A graduate of the Rhode Island School of Design, Jonas Damon was raised in Germany and worked in Paris and London before establishing his design consultancy, OFFICE FOR DESIGN, in New York City in 2001. In London he developed furniture and lighting for Tom Dixon’s Eurolounge, before becoming a Design Manager for the European retail group Habitat UK. Jonas Damon’s collaboration with clients ranges from the design of specific products and product lines to shaping the design process as whole. His international client base includes: Dune, Habitat, Harter, Hold Everything, Ideé, Lenox, Lolah, Max Factor, Menu, Smirnoff, Tupperware, 2×4, Umbra, Uslu Airlines, Vitra, and Wedgwood. The work of Jonas Damon and Office for Design has been published and exhibited internationally.
above composite image © If It’s Hip, It’s Here
I blogged about Biegert & Funk’s QLOCKTWO wall clock some years back. A beautiful wall clock that literally spells out the time in words in several different available languages and colors. Since launching the QLOCKTWO, Biegert & Funk turned it into a tabletop alarm clock version and now, a wristwatch. Read more
Privately commissioned to create a gift for an architect, Daniel Weil created a one-of-a-kind clock that is both simple and complex. Reducing objects to their component parts has long fascinated Weil. The Radio in a Bag* he created for his degree show at the Royal College of Art three decades ago is an icon of 20th century industrial design. This clock is the latest demonstration of his interest in investigating not just how objects look, but how they work.
Constructed in ash and nickel-plated brass and silver, the clock is built of five separate elements. The numbers, both hours and minutes, are inscribed on the face and interior of a 9 3/4-inches diameter ring.
The mechanism for setting the time connects with the central mechanism with visible rubber belts.
A single AA battery provides power to the clock through visible power strips that are recessed in the assembly’s base. (Note the different screws that support the battery stand, keyed to the positive and negative poles of the power source.)
And, befitting the object’s recipient, the housing for the central mechanism takes the form of, literally, a house.
“Objects like clocks are both prosaic and profound,” says Weil. “Prosiac because of their ubiquity in everyday life, profound because of the mysterious nature of time itself.

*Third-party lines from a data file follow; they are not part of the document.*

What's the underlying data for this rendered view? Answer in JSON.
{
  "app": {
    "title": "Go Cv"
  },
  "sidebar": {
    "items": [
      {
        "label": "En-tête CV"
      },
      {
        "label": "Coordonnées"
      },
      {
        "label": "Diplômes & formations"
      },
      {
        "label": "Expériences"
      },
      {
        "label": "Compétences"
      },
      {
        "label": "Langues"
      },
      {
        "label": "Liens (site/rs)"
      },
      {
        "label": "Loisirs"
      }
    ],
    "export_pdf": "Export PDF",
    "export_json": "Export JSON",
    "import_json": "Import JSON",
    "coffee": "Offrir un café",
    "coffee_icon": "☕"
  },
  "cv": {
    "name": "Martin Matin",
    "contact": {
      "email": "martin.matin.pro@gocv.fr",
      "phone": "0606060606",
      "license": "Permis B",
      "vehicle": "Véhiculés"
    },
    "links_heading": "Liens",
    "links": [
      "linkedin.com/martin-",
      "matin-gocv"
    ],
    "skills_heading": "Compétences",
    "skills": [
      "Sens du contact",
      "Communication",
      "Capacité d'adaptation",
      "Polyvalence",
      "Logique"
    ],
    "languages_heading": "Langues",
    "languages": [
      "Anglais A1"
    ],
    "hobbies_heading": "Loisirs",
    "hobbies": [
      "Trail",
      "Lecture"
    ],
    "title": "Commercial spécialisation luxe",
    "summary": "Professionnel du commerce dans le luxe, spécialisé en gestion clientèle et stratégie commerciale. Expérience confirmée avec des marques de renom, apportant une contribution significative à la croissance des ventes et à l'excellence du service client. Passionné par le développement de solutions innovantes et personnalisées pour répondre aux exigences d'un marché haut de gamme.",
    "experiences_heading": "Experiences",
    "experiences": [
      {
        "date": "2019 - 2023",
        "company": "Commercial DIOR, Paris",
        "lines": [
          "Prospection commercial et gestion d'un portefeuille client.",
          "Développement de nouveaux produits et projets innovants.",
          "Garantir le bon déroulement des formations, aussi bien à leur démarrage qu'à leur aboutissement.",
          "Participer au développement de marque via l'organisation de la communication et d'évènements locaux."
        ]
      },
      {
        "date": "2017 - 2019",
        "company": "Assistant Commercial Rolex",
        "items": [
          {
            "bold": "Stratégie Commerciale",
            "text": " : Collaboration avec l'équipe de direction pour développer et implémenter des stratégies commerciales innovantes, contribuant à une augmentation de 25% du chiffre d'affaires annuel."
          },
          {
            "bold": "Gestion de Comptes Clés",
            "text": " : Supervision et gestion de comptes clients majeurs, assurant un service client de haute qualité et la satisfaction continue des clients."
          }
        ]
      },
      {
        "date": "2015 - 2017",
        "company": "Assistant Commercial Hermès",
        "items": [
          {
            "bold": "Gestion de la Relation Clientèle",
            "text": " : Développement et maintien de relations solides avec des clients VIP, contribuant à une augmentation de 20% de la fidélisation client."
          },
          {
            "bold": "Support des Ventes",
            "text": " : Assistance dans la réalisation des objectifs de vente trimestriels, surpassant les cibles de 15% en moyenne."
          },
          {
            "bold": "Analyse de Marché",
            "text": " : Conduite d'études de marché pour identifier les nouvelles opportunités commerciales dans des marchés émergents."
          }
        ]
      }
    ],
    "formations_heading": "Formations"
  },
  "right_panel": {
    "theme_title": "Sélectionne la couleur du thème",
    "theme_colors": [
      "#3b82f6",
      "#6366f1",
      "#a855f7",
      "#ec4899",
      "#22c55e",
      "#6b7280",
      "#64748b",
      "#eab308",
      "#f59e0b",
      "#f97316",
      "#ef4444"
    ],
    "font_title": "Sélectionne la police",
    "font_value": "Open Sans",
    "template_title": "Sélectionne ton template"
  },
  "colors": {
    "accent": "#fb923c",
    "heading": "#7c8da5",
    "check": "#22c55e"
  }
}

Time can be reduced to hours, minutes and seconds, just as a clock can be reduced to its component parts. This doesn’t explain time, but in a way simply exposes its mysterious essence.”
above article and images via Pentagram